Top of Records supplied

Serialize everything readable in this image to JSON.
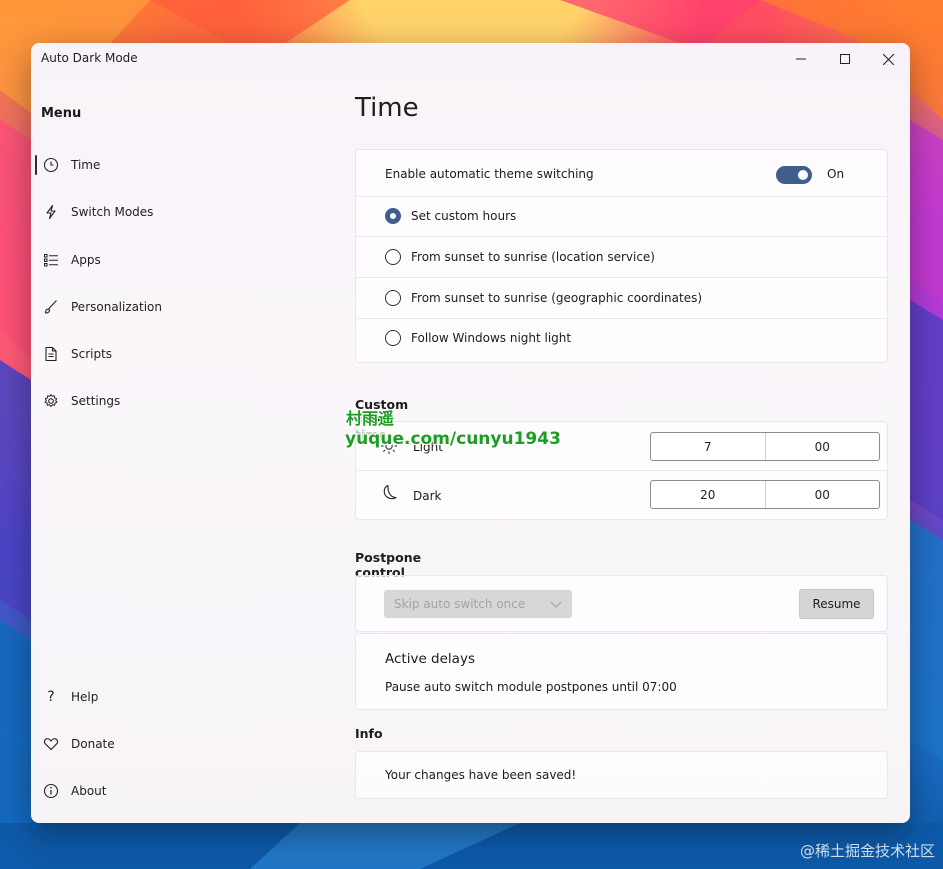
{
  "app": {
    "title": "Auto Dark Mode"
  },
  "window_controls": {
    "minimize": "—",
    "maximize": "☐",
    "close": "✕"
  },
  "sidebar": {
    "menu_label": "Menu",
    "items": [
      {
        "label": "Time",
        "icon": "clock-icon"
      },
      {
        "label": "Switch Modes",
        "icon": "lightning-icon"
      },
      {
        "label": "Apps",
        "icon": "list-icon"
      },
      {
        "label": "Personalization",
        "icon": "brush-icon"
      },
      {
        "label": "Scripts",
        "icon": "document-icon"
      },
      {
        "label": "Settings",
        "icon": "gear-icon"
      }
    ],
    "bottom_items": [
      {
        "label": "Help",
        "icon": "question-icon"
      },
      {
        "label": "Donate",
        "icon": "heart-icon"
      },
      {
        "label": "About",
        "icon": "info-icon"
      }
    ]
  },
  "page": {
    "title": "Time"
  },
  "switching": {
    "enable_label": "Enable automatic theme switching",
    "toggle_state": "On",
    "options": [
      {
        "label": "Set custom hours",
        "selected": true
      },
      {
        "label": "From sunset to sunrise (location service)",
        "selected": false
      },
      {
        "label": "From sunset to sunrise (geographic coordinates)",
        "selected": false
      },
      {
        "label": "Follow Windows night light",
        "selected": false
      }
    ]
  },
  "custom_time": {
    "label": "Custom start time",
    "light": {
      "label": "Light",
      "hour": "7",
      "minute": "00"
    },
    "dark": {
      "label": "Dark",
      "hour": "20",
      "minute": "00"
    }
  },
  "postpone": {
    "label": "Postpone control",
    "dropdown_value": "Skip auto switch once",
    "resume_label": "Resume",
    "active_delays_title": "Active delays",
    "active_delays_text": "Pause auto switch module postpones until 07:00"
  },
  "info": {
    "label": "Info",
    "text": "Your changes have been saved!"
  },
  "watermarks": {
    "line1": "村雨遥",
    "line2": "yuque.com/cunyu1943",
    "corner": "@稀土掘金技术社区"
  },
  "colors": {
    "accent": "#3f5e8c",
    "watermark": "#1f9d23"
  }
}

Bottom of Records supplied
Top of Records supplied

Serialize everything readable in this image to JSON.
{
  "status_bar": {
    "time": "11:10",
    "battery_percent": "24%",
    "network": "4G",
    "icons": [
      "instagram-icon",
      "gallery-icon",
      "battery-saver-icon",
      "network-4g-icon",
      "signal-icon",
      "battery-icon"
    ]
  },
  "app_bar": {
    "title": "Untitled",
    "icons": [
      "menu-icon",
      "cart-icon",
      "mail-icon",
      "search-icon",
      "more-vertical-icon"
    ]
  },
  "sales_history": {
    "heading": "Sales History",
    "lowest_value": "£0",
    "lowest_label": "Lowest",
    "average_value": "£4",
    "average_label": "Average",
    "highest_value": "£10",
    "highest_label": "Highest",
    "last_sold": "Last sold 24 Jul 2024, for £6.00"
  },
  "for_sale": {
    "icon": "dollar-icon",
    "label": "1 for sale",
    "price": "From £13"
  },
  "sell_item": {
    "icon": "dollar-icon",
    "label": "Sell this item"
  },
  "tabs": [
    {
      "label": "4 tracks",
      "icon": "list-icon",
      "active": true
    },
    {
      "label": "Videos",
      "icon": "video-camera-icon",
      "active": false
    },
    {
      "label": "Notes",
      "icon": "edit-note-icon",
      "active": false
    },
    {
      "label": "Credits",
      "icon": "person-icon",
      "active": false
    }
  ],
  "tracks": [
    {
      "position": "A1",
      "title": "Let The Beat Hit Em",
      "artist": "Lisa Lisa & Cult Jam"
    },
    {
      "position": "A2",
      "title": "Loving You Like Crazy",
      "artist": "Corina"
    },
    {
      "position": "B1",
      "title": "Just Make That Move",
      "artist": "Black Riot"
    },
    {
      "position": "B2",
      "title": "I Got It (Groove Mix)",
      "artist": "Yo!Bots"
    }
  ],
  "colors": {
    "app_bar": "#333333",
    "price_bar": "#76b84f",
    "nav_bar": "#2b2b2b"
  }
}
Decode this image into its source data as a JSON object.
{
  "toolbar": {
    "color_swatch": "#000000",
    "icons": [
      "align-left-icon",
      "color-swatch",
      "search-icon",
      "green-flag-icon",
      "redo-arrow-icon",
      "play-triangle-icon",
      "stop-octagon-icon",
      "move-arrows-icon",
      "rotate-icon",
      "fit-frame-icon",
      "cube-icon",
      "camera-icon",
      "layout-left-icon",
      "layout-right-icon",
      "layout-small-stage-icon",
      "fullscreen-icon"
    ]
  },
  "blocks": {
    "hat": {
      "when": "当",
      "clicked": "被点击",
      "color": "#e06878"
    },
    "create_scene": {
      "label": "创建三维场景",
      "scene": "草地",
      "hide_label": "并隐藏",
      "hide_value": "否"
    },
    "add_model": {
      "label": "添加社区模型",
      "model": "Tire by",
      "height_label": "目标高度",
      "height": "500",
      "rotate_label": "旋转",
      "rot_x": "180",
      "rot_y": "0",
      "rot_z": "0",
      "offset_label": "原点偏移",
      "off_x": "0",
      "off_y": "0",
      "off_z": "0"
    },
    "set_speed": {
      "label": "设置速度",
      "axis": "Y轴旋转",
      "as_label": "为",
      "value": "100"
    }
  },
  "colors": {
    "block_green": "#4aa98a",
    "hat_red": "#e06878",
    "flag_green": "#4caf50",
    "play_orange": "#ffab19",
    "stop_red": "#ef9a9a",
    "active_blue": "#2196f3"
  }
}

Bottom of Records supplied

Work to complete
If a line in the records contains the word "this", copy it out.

Output
Serialize everything readable in this image to JSON.
Serialize everything readable in this image to JSON.
    "label": "Sell this item"
Decode this image into its source data as a JSON object.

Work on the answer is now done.